### Required action
The records are to be repeated exactly, and any images in them are to be dropped.

### Input material
= = = = = = =

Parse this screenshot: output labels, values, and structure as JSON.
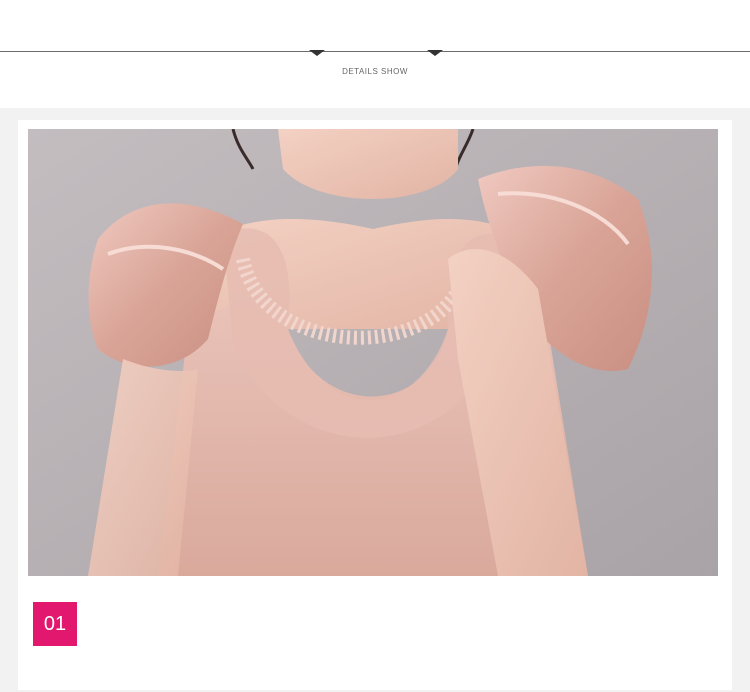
{
  "header": {
    "caption": "DETAILS SHOW"
  },
  "photo": {
    "subject": "girl-in-pink-satin-dress-with-ruffle-sleeves-and-beaded-neckline"
  },
  "badge": {
    "number": "01",
    "color": "#e2186f"
  },
  "colors": {
    "wall": "#b9b3b6",
    "dress": "#e7bdb4",
    "skin": "#efc7b7",
    "hair": "#3a2b2b"
  }
}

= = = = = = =

### Response to this exercise
Parse this screenshot: output labels, values, and structure as JSON.
{
  "header": {
    "caption": "DETAILS SHOW"
  },
  "photo": {
    "subject": "girl-in-pink-satin-dress-with-ruffle-sleeves-and-beaded-neckline"
  },
  "badge": {
    "number": "01",
    "color": "#e2186f"
  },
  "colors": {
    "wall": "#b9b3b6",
    "dress": "#e7bdb4",
    "skin": "#efc7b7",
    "hair": "#3a2b2b"
  }
}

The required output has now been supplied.